Assigned task: A single number is wanted: how many lines of the data below include the string "USDJPY"?

Web page and app entries:
⟨

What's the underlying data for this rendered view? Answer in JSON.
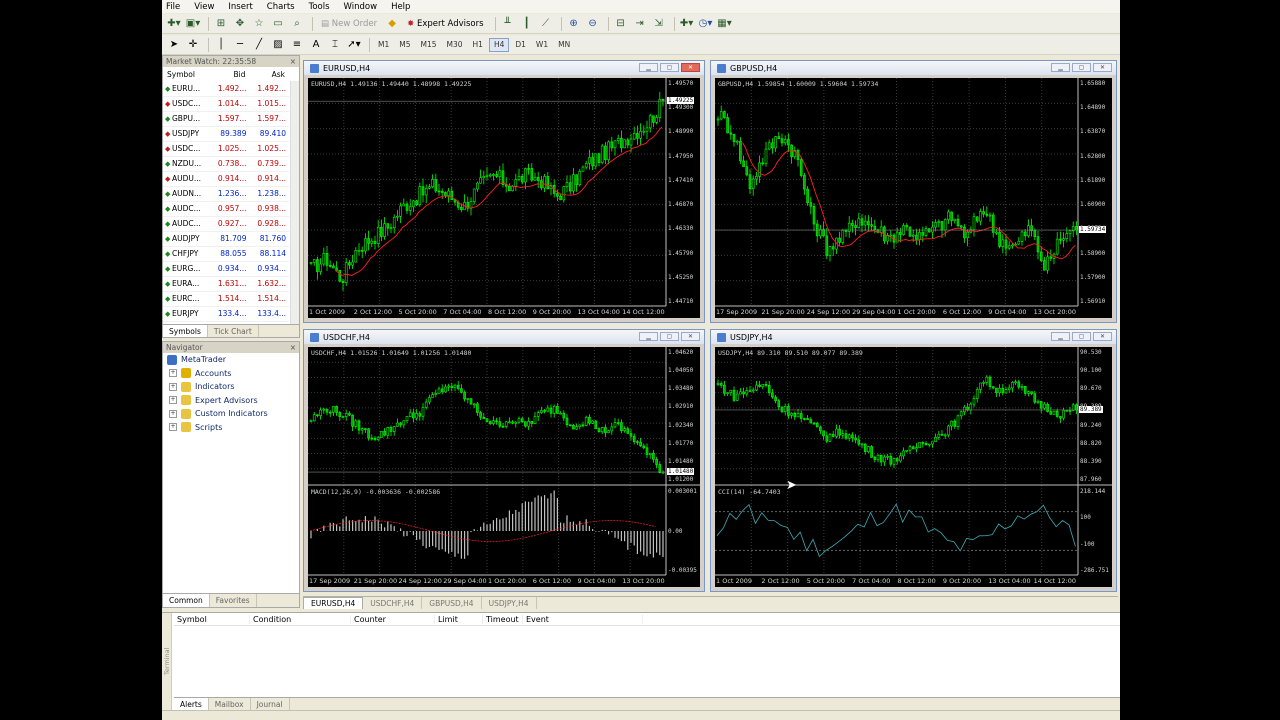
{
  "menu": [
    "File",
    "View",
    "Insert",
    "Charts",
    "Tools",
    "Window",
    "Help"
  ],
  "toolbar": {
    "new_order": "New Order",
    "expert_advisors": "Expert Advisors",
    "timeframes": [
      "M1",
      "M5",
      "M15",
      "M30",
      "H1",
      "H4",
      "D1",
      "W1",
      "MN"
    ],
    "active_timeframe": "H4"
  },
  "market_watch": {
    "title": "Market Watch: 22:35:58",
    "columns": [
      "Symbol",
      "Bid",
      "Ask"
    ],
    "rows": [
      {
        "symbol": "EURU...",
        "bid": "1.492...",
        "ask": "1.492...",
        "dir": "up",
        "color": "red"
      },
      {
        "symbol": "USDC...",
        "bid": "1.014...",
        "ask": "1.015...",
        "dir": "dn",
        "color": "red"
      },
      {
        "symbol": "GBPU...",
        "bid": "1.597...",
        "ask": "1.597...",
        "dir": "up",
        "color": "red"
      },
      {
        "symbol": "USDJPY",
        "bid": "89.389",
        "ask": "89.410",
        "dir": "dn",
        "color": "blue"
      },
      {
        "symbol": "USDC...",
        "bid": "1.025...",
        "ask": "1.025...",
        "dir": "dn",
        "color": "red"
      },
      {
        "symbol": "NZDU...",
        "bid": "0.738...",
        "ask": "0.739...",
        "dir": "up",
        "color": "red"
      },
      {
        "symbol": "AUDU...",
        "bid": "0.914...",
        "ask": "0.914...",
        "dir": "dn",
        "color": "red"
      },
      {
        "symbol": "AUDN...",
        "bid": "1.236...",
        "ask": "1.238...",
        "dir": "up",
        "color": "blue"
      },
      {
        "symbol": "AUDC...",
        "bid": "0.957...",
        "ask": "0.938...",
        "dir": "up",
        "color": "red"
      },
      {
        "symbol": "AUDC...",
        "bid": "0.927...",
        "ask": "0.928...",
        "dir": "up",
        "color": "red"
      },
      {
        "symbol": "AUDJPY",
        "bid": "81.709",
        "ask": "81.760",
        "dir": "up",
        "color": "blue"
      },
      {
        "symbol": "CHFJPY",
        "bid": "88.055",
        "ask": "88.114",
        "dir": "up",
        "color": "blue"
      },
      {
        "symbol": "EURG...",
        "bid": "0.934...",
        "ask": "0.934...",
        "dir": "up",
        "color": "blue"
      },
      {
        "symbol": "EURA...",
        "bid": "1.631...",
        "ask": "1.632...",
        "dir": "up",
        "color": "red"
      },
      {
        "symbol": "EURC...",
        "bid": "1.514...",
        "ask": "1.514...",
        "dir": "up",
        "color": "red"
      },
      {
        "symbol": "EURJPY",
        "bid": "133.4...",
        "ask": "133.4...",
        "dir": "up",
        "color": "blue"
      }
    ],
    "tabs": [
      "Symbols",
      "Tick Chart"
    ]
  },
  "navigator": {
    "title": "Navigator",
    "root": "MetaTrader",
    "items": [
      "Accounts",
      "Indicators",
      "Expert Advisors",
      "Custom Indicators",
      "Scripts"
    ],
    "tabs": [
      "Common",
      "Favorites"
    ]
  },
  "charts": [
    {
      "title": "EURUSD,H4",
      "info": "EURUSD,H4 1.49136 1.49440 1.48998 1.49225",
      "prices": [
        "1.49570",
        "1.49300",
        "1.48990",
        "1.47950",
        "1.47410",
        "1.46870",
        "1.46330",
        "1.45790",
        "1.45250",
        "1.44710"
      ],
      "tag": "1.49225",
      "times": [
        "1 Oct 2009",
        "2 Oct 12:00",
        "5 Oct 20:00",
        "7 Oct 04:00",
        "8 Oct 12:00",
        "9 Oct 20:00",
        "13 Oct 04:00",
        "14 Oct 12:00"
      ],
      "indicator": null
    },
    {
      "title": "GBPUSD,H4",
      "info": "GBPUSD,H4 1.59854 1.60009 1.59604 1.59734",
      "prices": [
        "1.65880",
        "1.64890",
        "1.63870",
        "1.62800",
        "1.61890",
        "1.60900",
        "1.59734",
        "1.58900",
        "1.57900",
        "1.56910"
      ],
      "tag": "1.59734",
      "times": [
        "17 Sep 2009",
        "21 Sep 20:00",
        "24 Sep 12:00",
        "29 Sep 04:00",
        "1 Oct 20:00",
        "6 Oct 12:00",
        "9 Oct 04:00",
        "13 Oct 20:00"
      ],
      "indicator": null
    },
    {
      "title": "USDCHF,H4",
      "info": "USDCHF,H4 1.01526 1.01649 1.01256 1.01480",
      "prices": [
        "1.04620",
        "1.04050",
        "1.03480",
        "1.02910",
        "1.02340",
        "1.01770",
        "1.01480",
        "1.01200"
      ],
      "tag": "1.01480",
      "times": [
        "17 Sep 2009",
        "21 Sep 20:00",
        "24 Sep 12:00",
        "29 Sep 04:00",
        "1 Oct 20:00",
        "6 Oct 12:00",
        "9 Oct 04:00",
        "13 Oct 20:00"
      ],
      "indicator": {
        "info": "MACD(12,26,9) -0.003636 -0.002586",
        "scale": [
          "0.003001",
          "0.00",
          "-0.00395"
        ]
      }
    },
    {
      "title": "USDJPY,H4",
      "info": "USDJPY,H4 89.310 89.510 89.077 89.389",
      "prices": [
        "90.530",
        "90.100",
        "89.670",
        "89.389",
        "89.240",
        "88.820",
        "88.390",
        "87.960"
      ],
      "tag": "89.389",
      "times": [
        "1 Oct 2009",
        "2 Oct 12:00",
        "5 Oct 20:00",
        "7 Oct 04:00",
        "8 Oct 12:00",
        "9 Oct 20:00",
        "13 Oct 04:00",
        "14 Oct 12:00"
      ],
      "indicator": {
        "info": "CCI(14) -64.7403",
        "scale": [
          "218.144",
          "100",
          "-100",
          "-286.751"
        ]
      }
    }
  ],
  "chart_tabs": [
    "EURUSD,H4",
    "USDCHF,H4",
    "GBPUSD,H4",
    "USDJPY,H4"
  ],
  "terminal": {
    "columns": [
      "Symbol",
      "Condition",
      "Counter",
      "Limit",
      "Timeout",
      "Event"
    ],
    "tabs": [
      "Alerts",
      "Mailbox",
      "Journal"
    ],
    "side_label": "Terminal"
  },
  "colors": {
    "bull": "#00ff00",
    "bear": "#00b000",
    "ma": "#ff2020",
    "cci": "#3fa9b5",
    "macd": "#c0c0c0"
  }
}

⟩
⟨

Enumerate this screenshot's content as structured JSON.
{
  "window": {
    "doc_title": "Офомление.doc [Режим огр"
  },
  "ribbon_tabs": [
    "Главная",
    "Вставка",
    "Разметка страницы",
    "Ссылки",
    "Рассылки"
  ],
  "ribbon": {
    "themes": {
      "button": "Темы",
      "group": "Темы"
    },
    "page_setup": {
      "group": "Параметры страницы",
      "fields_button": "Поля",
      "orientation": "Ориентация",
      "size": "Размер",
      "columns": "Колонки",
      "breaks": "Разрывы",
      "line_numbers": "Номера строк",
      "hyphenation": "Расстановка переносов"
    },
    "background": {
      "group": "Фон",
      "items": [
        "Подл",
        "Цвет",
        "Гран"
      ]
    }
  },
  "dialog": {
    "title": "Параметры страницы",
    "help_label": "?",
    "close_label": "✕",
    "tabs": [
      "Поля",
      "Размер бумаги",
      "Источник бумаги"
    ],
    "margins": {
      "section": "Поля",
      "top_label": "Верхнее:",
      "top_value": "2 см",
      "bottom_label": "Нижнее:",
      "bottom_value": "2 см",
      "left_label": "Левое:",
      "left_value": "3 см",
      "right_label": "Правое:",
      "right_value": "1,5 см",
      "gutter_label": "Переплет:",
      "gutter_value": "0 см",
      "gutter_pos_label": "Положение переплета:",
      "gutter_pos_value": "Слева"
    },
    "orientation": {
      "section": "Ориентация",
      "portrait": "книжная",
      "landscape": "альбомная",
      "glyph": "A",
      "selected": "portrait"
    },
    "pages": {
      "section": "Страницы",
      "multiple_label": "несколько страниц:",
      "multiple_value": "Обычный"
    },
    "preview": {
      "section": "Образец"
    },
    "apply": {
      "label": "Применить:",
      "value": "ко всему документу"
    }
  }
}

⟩
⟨

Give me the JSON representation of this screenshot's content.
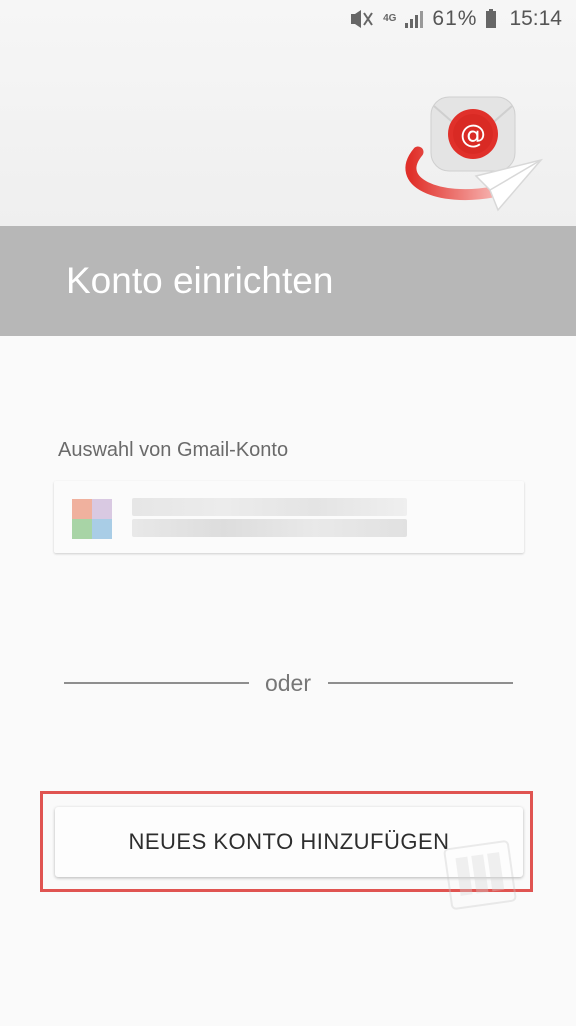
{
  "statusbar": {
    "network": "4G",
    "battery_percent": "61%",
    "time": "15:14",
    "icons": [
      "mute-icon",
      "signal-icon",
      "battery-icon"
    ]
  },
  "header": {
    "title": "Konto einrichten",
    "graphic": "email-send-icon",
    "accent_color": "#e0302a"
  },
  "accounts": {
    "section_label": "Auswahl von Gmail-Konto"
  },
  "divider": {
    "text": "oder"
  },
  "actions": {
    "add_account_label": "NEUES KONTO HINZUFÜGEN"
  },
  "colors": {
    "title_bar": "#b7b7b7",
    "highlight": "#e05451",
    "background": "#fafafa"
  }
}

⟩

Result for this exercise: 4